But, and this is true of other Hollywood stars of his era and earlier, he is often seen onscreen with a hairless chest. They (same they or possibly another set altogether) say this was done for Picnic (1955) because he was (definitely but who cares?) a bit too old for the character he played, and the bare chest made him look younger. I dunno. That doesn't really add up for me, but whatever. His chest is also hairless in Love is a Many-Splendored Thing (1955) and The Bridge on the River Kwai (1957,) but not Sunset Blvd (1950,) The Bridges of Toko-Ri (1954) or Paris When it Sizzles (1964.) I don't remember at the moment what his chest hair condition was in The World of Suzie Wong (1960) but I think the reason we saw less of him in that film is in case it led us to figure out just what a man does with a call girl, and that would be bad.  Wong

So maybe in his case there was some kind of mid-late-50s ban on very hairy chests, which had him continually shaved up between Bridges and Paris, but other actors previously had this treatment as well. Funny Hollywood. They took the hair off men's chests, but added it to so many of their heads. 

I mean, Bill Holden had one seriously hairy chest. And even though I grew up in the hairy man 1970s, this is not something I normally find specifically appealing. However, there are sometimes special circumstances. I do like hunting for treasure.

Here's the man, hairless and hairy. 




"They let me grow it on my face."





Soon I'm going to do another gratuitous post about Bill, with images of him holding various (and mostly pointy) objects.


More William Holden pictures here, 3 pages so far. Yes, well. 
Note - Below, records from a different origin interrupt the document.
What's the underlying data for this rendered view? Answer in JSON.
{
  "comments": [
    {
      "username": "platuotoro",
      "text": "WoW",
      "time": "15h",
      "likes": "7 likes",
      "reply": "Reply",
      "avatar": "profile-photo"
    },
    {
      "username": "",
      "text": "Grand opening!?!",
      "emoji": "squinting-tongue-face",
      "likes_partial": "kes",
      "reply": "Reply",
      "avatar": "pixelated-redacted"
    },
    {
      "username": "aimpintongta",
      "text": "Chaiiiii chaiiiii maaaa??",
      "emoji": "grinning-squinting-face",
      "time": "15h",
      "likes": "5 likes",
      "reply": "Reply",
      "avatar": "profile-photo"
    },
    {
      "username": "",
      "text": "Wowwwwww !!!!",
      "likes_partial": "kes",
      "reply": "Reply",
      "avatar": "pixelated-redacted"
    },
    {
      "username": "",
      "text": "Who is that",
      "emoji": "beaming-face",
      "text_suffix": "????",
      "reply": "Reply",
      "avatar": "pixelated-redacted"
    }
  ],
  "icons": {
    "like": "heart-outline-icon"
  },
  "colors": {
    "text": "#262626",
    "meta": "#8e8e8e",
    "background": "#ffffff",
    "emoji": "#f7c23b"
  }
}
what's on your mind?


Gallo wines, 1962

This is so perfect. Look how he’s placed above her, elbow resting on a pillow with room to spare, and while the artist did a nice job of drawing our eye to the glass in her hand, we still shift back toward their faces, which clearly state,

“She’s got that look in her eye. I’ll loosen my tie in a minute and see if she smiles.”
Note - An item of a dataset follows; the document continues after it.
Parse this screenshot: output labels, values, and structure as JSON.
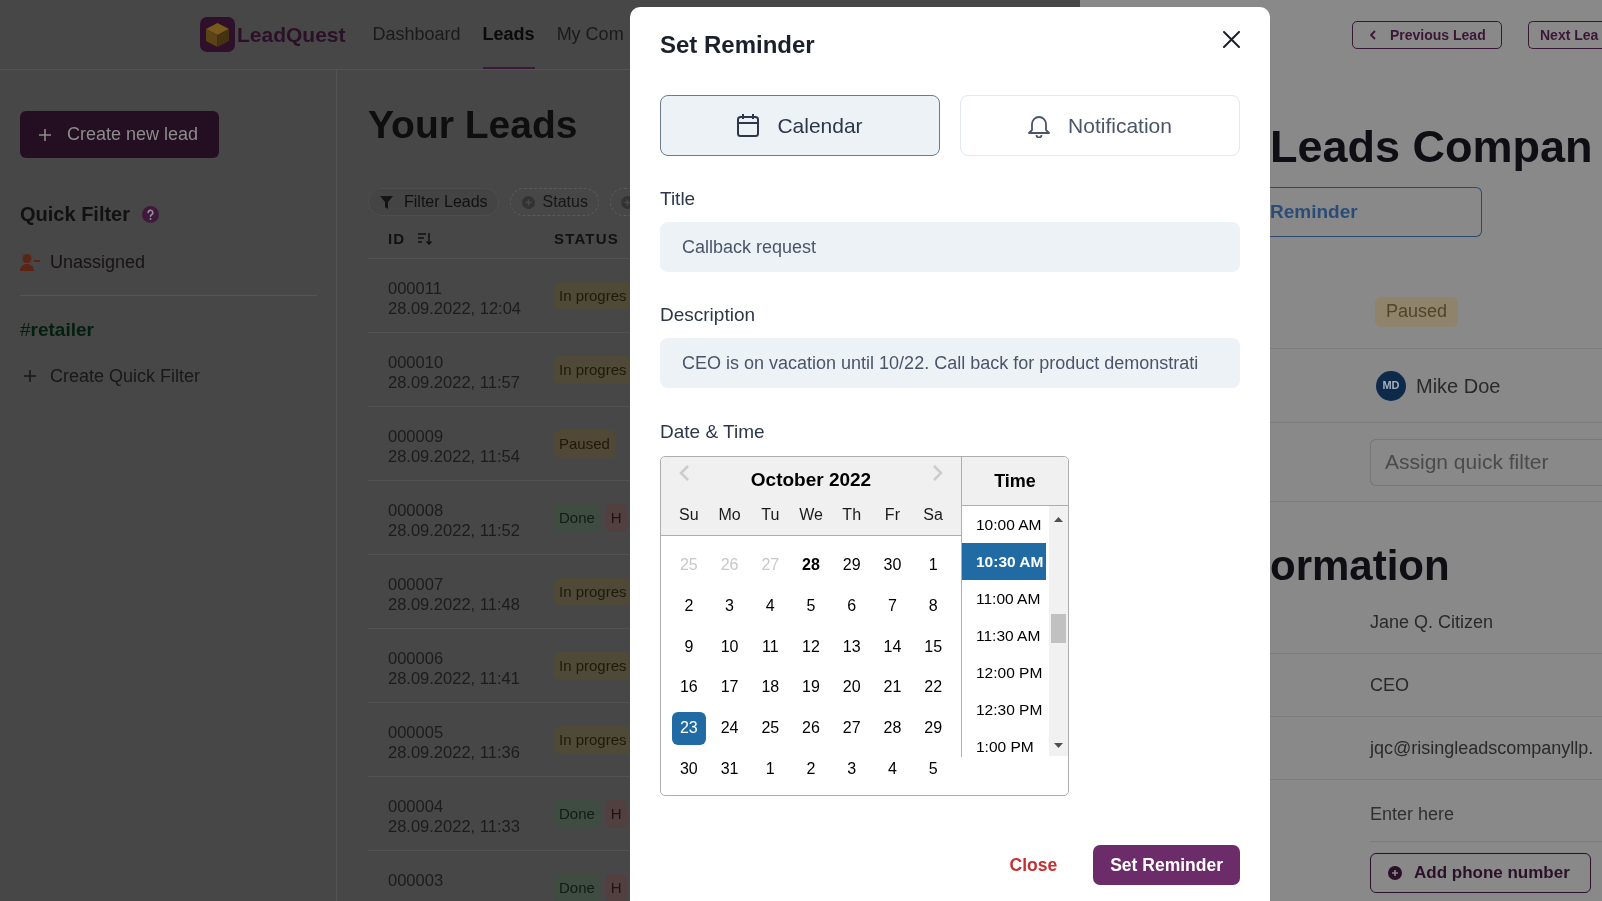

“Can he tell what I’m thinking? How slowly should I sip this?”

“These glasses are rather small, perhaps I’ll refill them before I remove my jacket.”

“He seems quiet; I wonder if he’s expecting me to say something about this wine?”

“Hope she’s not wearing one of those goddamned girdles with all the hooks to undo…”

“What kind of plant is this? It’s awfully big.”